Located just 10 minutes from Singapore's bustling docks, Sentosa Cove is a world apart. The road leading into the city's super-posh residential complex runs past a championship golf course framed in tropical jungle. Four years ago much of the reclaimed land was barren; today a 117-hectare gated community with homes more than $10 million apiece has risen to become one the most select addresses in Asia, replete with waterfront boardwalks, meticulous landscaping and a yacht club. "These people who buy here have a choice to live anywhere in the world," says Jennie Chua, chairman of Sentosa Cove Pte Ltd, "so it's heartening that they've chosen to buy a home here."
Singapore has long been a magnet for expatriates. It's an ideal gateway for business people who travel regionally but want their families to enjoy a clean environment and First World amenities, including top international schools and state-of-the-art hospitals. The city's emergence as a vital Asian financial hub has added to the lure in recent years, attracting hordes of well-heeled bankers and fund managers. Government policies have moved toward recasting the port city, with a population of 4.5 million, previously known for its buttoned-down uniformity as the Monaco of the East. To that end, two new casino resorts are under construction, and the city will stage its debut Formula One Grand Prix next year.

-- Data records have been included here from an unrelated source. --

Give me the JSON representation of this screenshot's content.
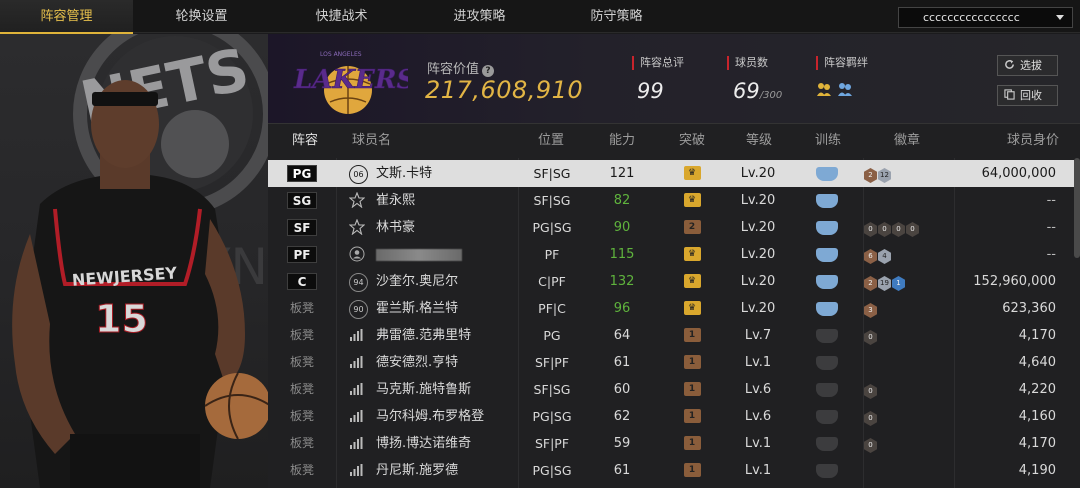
{
  "tabs": [
    "阵容管理",
    "轮换设置",
    "快捷战术",
    "进攻策略",
    "防守策略"
  ],
  "lineup_select": "cccccccccccccccc",
  "team": {
    "logo_text": "LAKERS",
    "logo_subtext": "LOS ANGELES",
    "value_label": "阵容价值",
    "value": "217,608,910",
    "rating_label": "阵容总评",
    "rating": "99",
    "players_label": "球员数",
    "players": "69",
    "players_max": "/300",
    "bond_label": "阵容羁绊"
  },
  "buttons": {
    "pick": "选拔",
    "recycle": "回收"
  },
  "columns": [
    "阵容",
    "球员名",
    "位置",
    "能力",
    "突破",
    "等级",
    "训练",
    "徽章",
    "球员身价"
  ],
  "hero": {
    "team_text": "NETS",
    "jersey_team": "NEWJERSEY",
    "jersey_number": "15"
  },
  "rows": [
    {
      "slot": "PG",
      "starter": true,
      "icon": "06",
      "name": "文斯.卡特",
      "position": "SF|SG",
      "ability": "121",
      "ability_color": "white",
      "breakthrough": "gold",
      "level": "Lv.20",
      "training": "blue",
      "badges": [
        [
          "br",
          "2"
        ],
        [
          "sv",
          "12"
        ]
      ],
      "value": "64,000,000",
      "selected": true
    },
    {
      "slot": "SG",
      "starter": true,
      "icon": "star",
      "name": "崔永熙",
      "position": "SF|SG",
      "ability": "82",
      "ability_color": "green",
      "breakthrough": "gold",
      "level": "Lv.20",
      "training": "blue",
      "badges": [],
      "value": "--"
    },
    {
      "slot": "SF",
      "starter": true,
      "icon": "star",
      "name": "林书豪",
      "position": "PG|SG",
      "ability": "90",
      "ability_color": "green",
      "breakthrough": "bronze2",
      "level": "Lv.20",
      "training": "blue",
      "badges": [
        [
          "dk",
          "0"
        ],
        [
          "dk",
          "0"
        ],
        [
          "dk",
          "0"
        ],
        [
          "dk",
          "0"
        ]
      ],
      "value": "--"
    },
    {
      "slot": "PF",
      "starter": true,
      "icon": "person",
      "name": "",
      "name_blurred": true,
      "position": "PF",
      "ability": "115",
      "ability_color": "green",
      "breakthrough": "gold",
      "level": "Lv.20",
      "training": "blue",
      "badges": [
        [
          "br",
          "6"
        ],
        [
          "sv",
          "4"
        ]
      ],
      "value": "--"
    },
    {
      "slot": "C",
      "starter": true,
      "icon": "94",
      "name": "沙奎尔.奥尼尔",
      "position": "C|PF",
      "ability": "132",
      "ability_color": "green",
      "breakthrough": "gold",
      "level": "Lv.20",
      "training": "blue",
      "badges": [
        [
          "br",
          "2"
        ],
        [
          "sv",
          "19"
        ],
        [
          "bl",
          "1"
        ]
      ],
      "value": "152,960,000"
    },
    {
      "slot": "板凳",
      "starter": false,
      "icon": "90",
      "name": "霍兰斯.格兰特",
      "position": "PF|C",
      "ability": "96",
      "ability_color": "green",
      "breakthrough": "gold",
      "level": "Lv.20",
      "training": "blue",
      "badges": [
        [
          "br",
          "3"
        ]
      ],
      "value": "623,360"
    },
    {
      "slot": "板凳",
      "starter": false,
      "icon": "bars",
      "name": "弗雷德.范弗里特",
      "position": "PG",
      "ability": "64",
      "ability_color": "white",
      "breakthrough": "bronze1",
      "level": "Lv.7",
      "training": "grey",
      "badges": [
        [
          "dk",
          "0"
        ]
      ],
      "value": "4,170"
    },
    {
      "slot": "板凳",
      "starter": false,
      "icon": "bars",
      "name": "德安德烈.亨特",
      "position": "SF|PF",
      "ability": "61",
      "ability_color": "white",
      "breakthrough": "bronze1",
      "level": "Lv.1",
      "training": "grey",
      "badges": [],
      "value": "4,640"
    },
    {
      "slot": "板凳",
      "starter": false,
      "icon": "bars",
      "name": "马克斯.施特鲁斯",
      "position": "SF|SG",
      "ability": "60",
      "ability_color": "white",
      "breakthrough": "bronze1",
      "level": "Lv.6",
      "training": "grey",
      "badges": [
        [
          "dk",
          "0"
        ]
      ],
      "value": "4,220"
    },
    {
      "slot": "板凳",
      "starter": false,
      "icon": "bars",
      "name": "马尔科姆.布罗格登",
      "position": "PG|SG",
      "ability": "62",
      "ability_color": "white",
      "breakthrough": "bronze1",
      "level": "Lv.6",
      "training": "grey",
      "badges": [
        [
          "dk",
          "0"
        ]
      ],
      "value": "4,160"
    },
    {
      "slot": "板凳",
      "starter": false,
      "icon": "bars",
      "name": "博扬.博达诺维奇",
      "position": "SF|PF",
      "ability": "59",
      "ability_color": "white",
      "breakthrough": "bronze1",
      "level": "Lv.1",
      "training": "grey",
      "badges": [
        [
          "dk",
          "0"
        ]
      ],
      "value": "4,170"
    },
    {
      "slot": "板凳",
      "starter": false,
      "icon": "bars",
      "name": "丹尼斯.施罗德",
      "position": "PG|SG",
      "ability": "61",
      "ability_color": "white",
      "breakthrough": "bronze1",
      "level": "Lv.1",
      "training": "grey",
      "badges": [],
      "value": "4,190"
    }
  ]
}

So what's the problem? Admission to the "Singaporean Good Life" doesn't come cheap. Singapore, perhaps more than any other expat hub, has a two-tier housing system. While 1 percent of the population lives in high-end luxury homes, like those at Sentosa Cove, 84 percent of the rest live in public housing as private spaces become more unaffordable. "Public housing in Singapore is just not for the low-income. It's for the middle-income and even the upper-middle-income," says Mah Bow Tan, Singapore's minister for National Development.

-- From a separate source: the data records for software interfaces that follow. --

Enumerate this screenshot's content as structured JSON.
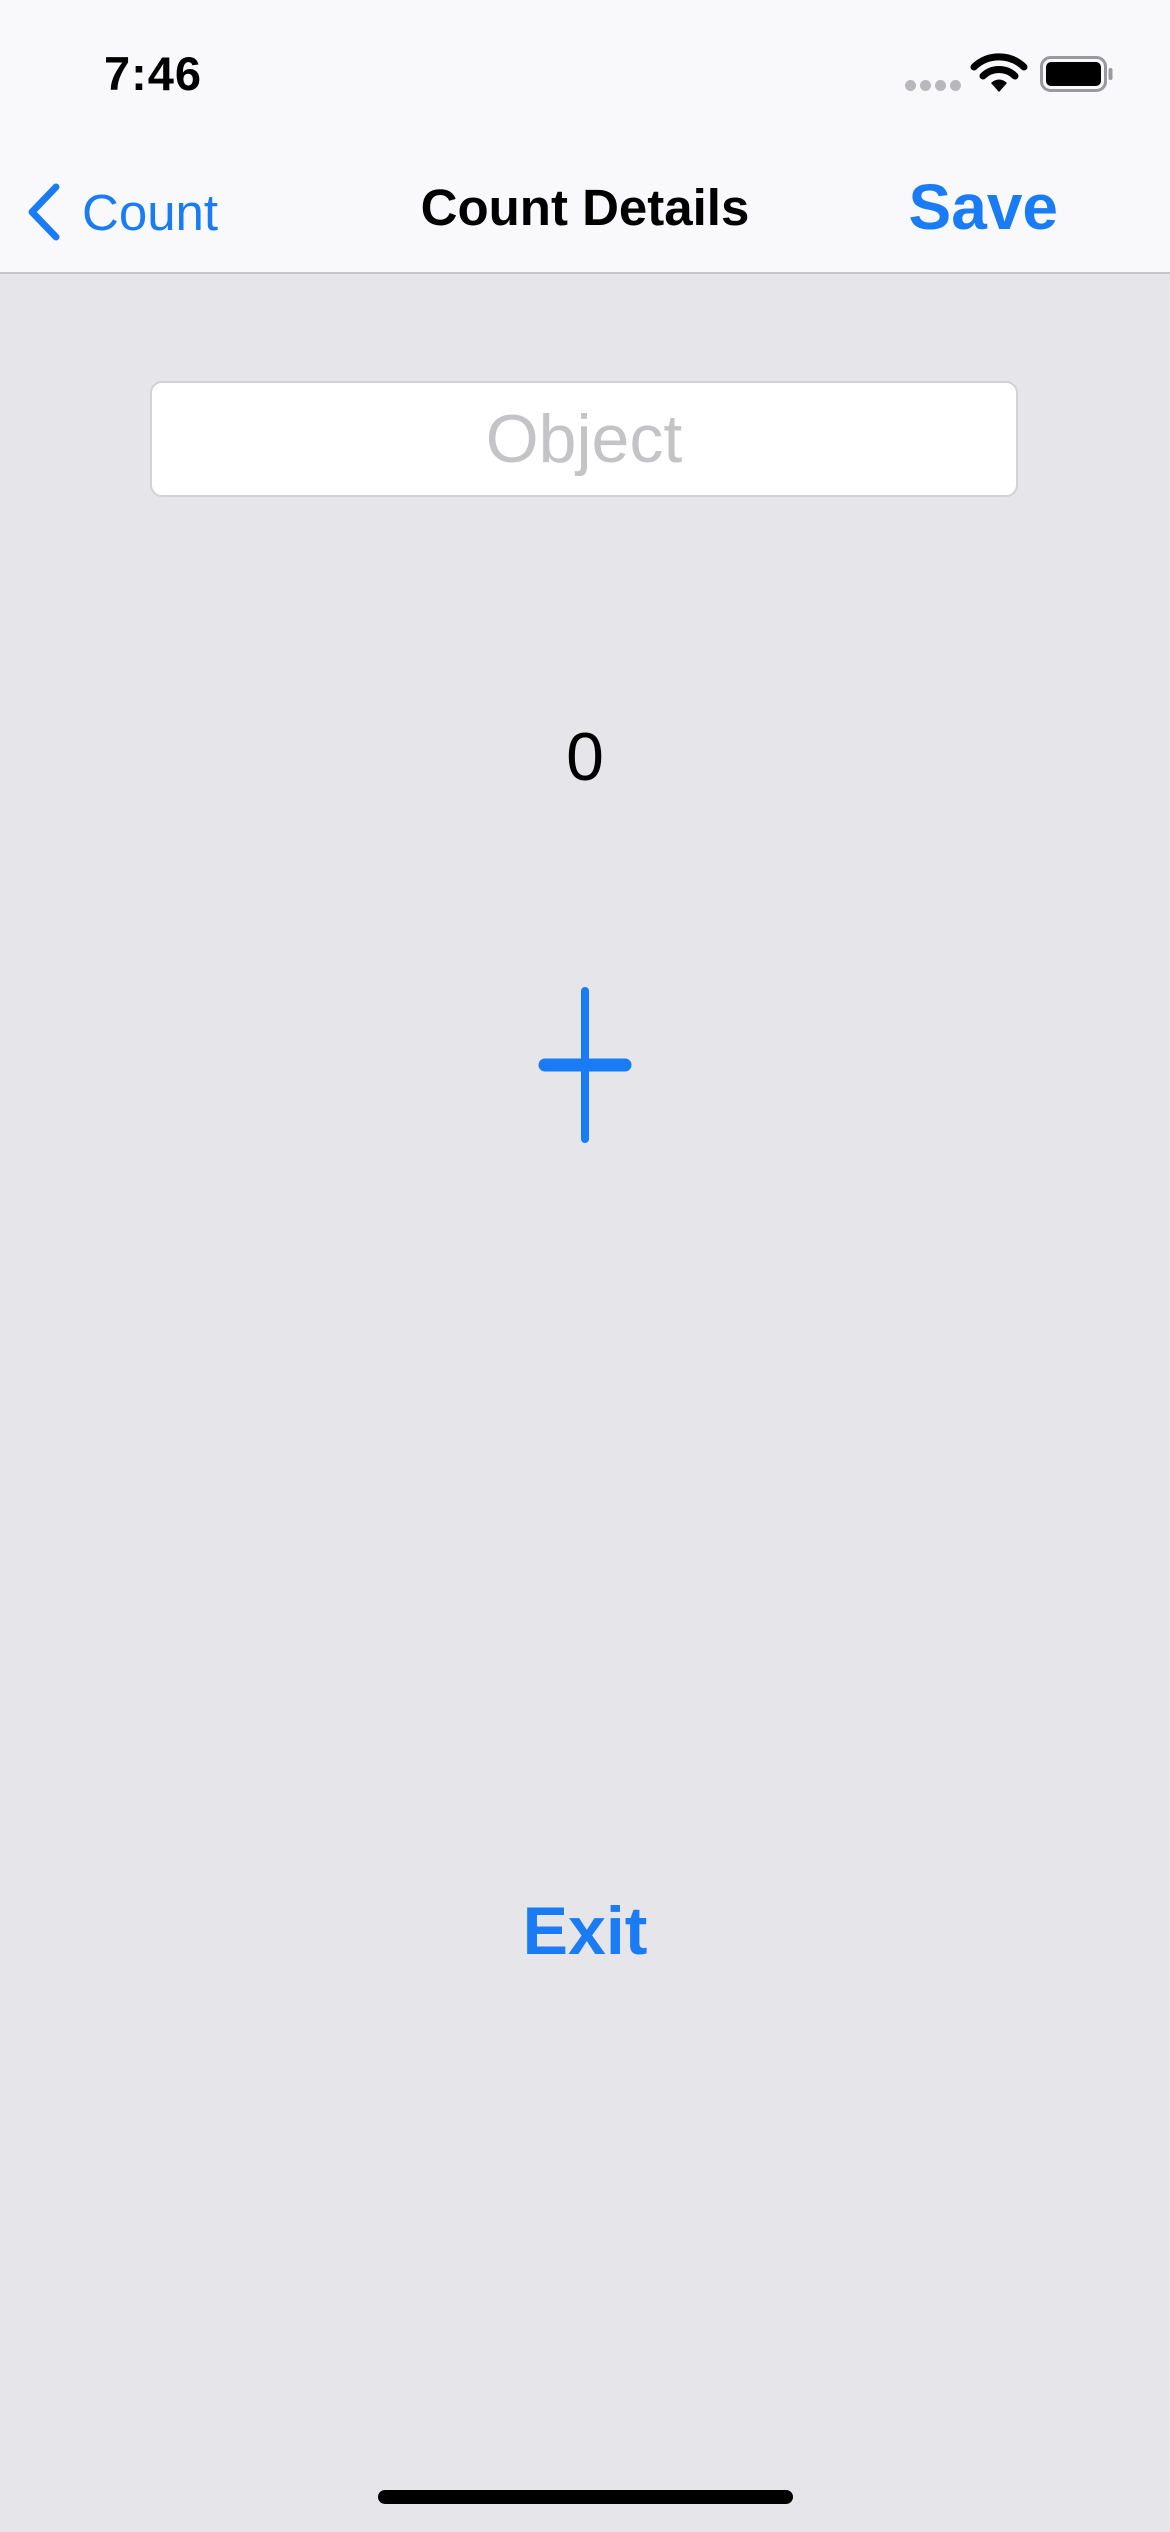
{
  "status_bar": {
    "time": "7:46",
    "icons": [
      "signal-icon",
      "wifi-icon",
      "battery-icon"
    ]
  },
  "nav": {
    "back_label": "Count",
    "title": "Count Details",
    "save_label": "Save"
  },
  "object_field": {
    "placeholder": "Object",
    "value": ""
  },
  "counter": {
    "value": "0",
    "increment_icon": "plus-icon"
  },
  "exit_label": "Exit",
  "colors": {
    "accent": "#1a7cf4",
    "background": "#e5e5ea",
    "bar_background": "#f9f9fb"
  }
}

The situation won't get better any time soon. Increasingly, the city's competitiveness hinges on the arrival of ever more foreign professionals. Some 30 percent of its population today are foreigners, compared with just 14 percent in 1990. Singapore's declining birthrate means this ratio will increase further. A bifurcated city is taking shape. On one side: a vibrant metropolis with tree-lined shopping arcades, fashionable bars and restaurants, gourmet grocers, art galleries and lavish condominiums. On the other: a public-housing heartland of small flats where most of the population resides, generally content, but without any real hope of escape as the price gap between private and public housing keeps widening.
Singapore's public housing was conceived of shortly after independence as a means to elevate poor Singaporeans from slums. Households could purchase or rent subsidized flats, often with government loans, in developments that rank among the best-managed facilities of their kind in the world. Buildings are usually well maintained. Strict integration policies also prevent them from becoming ethnic enclaves, as did housing projects in France or the United States, for example. Indeed, they were a critical component in the government's campaign to engineer a multi-racial society from a population consisting of Chinese, Malay and Indian immigrants.

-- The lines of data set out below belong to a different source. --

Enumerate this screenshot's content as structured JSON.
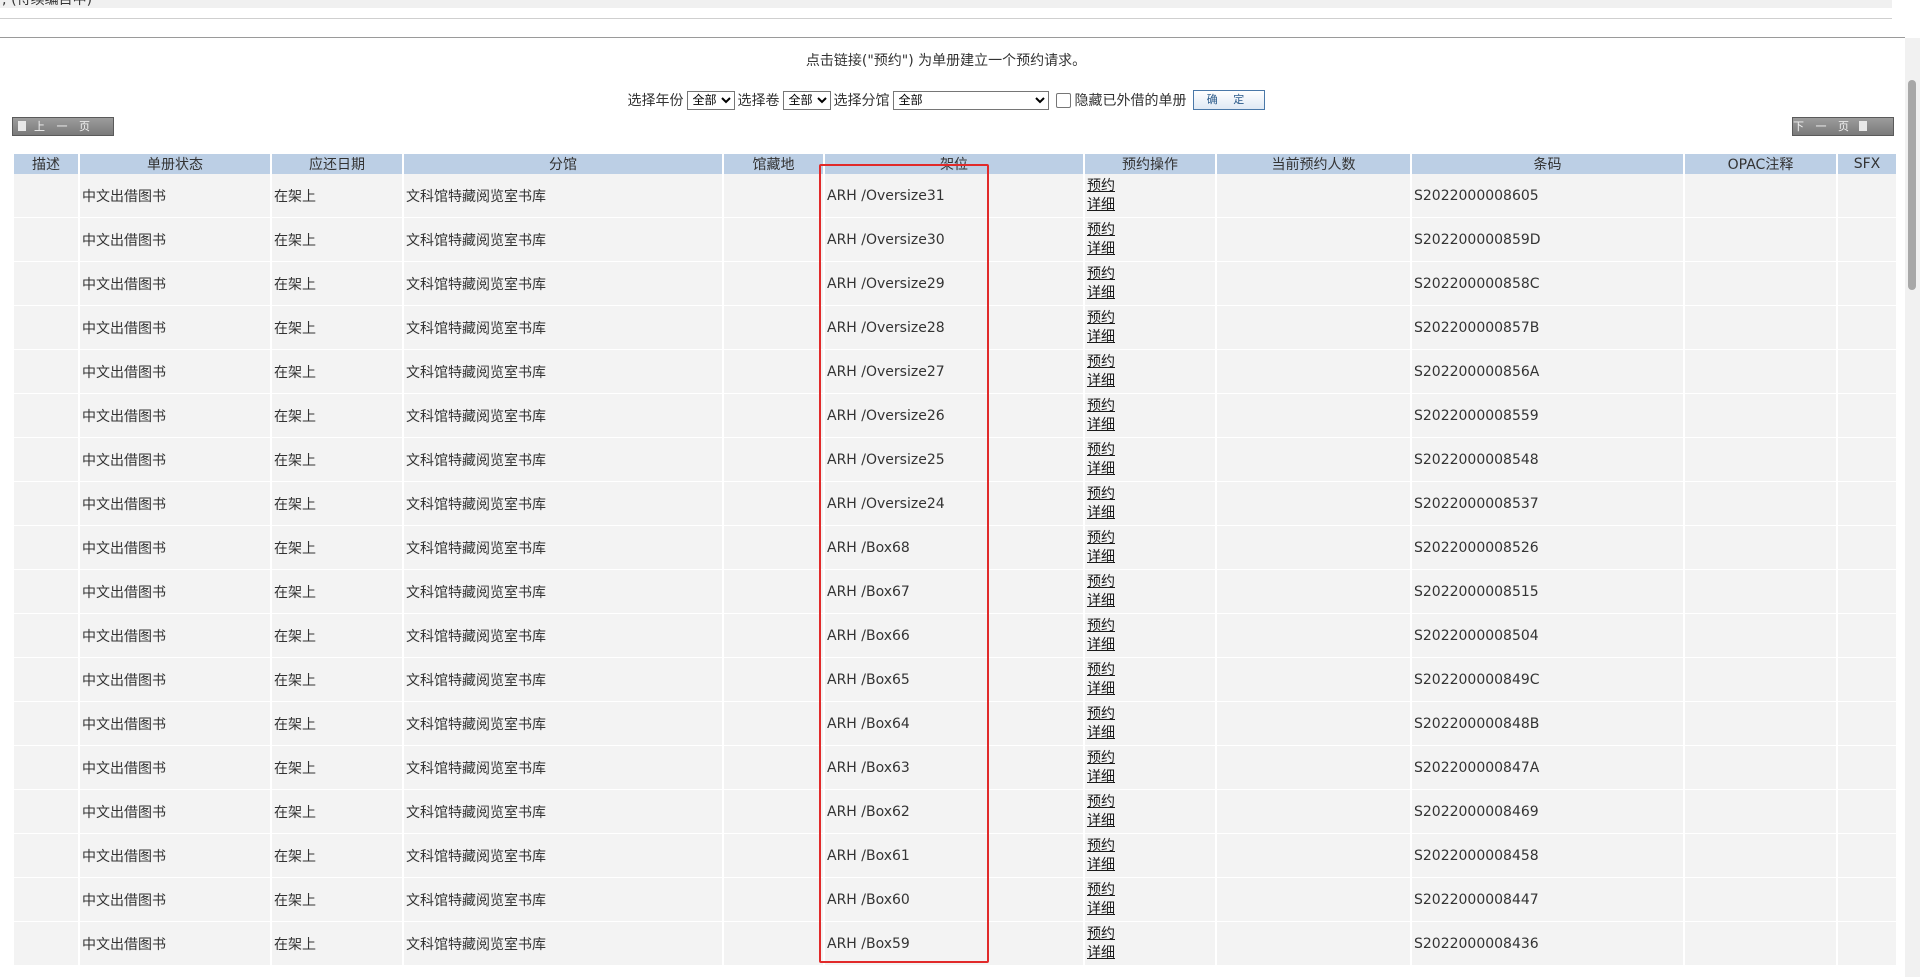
{
  "header": {
    "truncated_text": "; (待续编目中)"
  },
  "hint": "点击链接(\"预约\") 为单册建立一个预约请求。",
  "filters": {
    "year_label": "选择年份",
    "year_value": "全部",
    "volume_label": "选择卷",
    "volume_value": "全部",
    "sublibrary_label": "选择分馆",
    "sublibrary_value": "全部",
    "hide_loaned_label": "隐藏已外借的单册",
    "confirm_label": "确 定"
  },
  "pager": {
    "prev_label": "上 一 页",
    "next_label": "下 一 页"
  },
  "table": {
    "columns": [
      "描述",
      "单册状态",
      "应还日期",
      "分馆",
      "馆藏地",
      "架位",
      "预约操作",
      "当前预约人数",
      "条码",
      "OPAC注释",
      "SFX"
    ],
    "actions": {
      "reserve": "预约",
      "details": "详细"
    },
    "rows": [
      {
        "status": "中文出借图书",
        "due": "在架上",
        "sublibrary": "文科馆特藏阅览室书库",
        "location": "ARH /Oversize31",
        "barcode": "S2022000008605"
      },
      {
        "status": "中文出借图书",
        "due": "在架上",
        "sublibrary": "文科馆特藏阅览室书库",
        "location": "ARH /Oversize30",
        "barcode": "S202200000859D"
      },
      {
        "status": "中文出借图书",
        "due": "在架上",
        "sublibrary": "文科馆特藏阅览室书库",
        "location": "ARH /Oversize29",
        "barcode": "S202200000858C"
      },
      {
        "status": "中文出借图书",
        "due": "在架上",
        "sublibrary": "文科馆特藏阅览室书库",
        "location": "ARH /Oversize28",
        "barcode": "S202200000857B"
      },
      {
        "status": "中文出借图书",
        "due": "在架上",
        "sublibrary": "文科馆特藏阅览室书库",
        "location": "ARH /Oversize27",
        "barcode": "S202200000856A"
      },
      {
        "status": "中文出借图书",
        "due": "在架上",
        "sublibrary": "文科馆特藏阅览室书库",
        "location": "ARH /Oversize26",
        "barcode": "S2022000008559"
      },
      {
        "status": "中文出借图书",
        "due": "在架上",
        "sublibrary": "文科馆特藏阅览室书库",
        "location": "ARH /Oversize25",
        "barcode": "S2022000008548"
      },
      {
        "status": "中文出借图书",
        "due": "在架上",
        "sublibrary": "文科馆特藏阅览室书库",
        "location": "ARH /Oversize24",
        "barcode": "S2022000008537"
      },
      {
        "status": "中文出借图书",
        "due": "在架上",
        "sublibrary": "文科馆特藏阅览室书库",
        "location": "ARH /Box68",
        "barcode": "S2022000008526"
      },
      {
        "status": "中文出借图书",
        "due": "在架上",
        "sublibrary": "文科馆特藏阅览室书库",
        "location": "ARH /Box67",
        "barcode": "S2022000008515"
      },
      {
        "status": "中文出借图书",
        "due": "在架上",
        "sublibrary": "文科馆特藏阅览室书库",
        "location": "ARH /Box66",
        "barcode": "S2022000008504"
      },
      {
        "status": "中文出借图书",
        "due": "在架上",
        "sublibrary": "文科馆特藏阅览室书库",
        "location": "ARH /Box65",
        "barcode": "S202200000849C"
      },
      {
        "status": "中文出借图书",
        "due": "在架上",
        "sublibrary": "文科馆特藏阅览室书库",
        "location": "ARH /Box64",
        "barcode": "S202200000848B"
      },
      {
        "status": "中文出借图书",
        "due": "在架上",
        "sublibrary": "文科馆特藏阅览室书库",
        "location": "ARH /Box63",
        "barcode": "S202200000847A"
      },
      {
        "status": "中文出借图书",
        "due": "在架上",
        "sublibrary": "文科馆特藏阅览室书库",
        "location": "ARH /Box62",
        "barcode": "S2022000008469"
      },
      {
        "status": "中文出借图书",
        "due": "在架上",
        "sublibrary": "文科馆特藏阅览室书库",
        "location": "ARH /Box61",
        "barcode": "S2022000008458"
      },
      {
        "status": "中文出借图书",
        "due": "在架上",
        "sublibrary": "文科馆特藏阅览室书库",
        "location": "ARH /Box60",
        "barcode": "S2022000008447"
      },
      {
        "status": "中文出借图书",
        "due": "在架上",
        "sublibrary": "文科馆特藏阅览室书库",
        "location": "ARH /Box59",
        "barcode": "S2022000008436"
      }
    ]
  },
  "annotation": {
    "color": "#e12a2a",
    "target": "架位"
  }
}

Until recent years, the plan was to shrink the city-owned share of the housing stock over time, as owners who grew more prosperous sold their starter flats and moved into more-luxurious private digs, and fewer first-time buyers required subsidized housing. Now it looks like Singapore's rising international stature and popularity among expatriates could undermine that plan. Exploding home prices recently forced the Housing Ministry to raise the maximum grant for first-time buyers by 50 percent and relax the qualifying criteria for lower-income households. "This is quite a significant shift from several years back, when the government indicated that the role of [the Housing and Development Board] may be down-sized," says Chua Hak Chin, economist at Citigroup.
Efforts are also underway to spruce up the facilities. Recent designs look more like private housing; the architecture has become less utilitarian and more environmentally aware. One planned development even has a beach and a boat dock. Still, while such schemes might tamp down resentment felt toward the select few who can afford the gated-access lifestyle on display at Sentosa Cove, they don't change the fact that in Singapore, one of the richest places in Asia, even the middle class are now risking getting off the private-property ladder.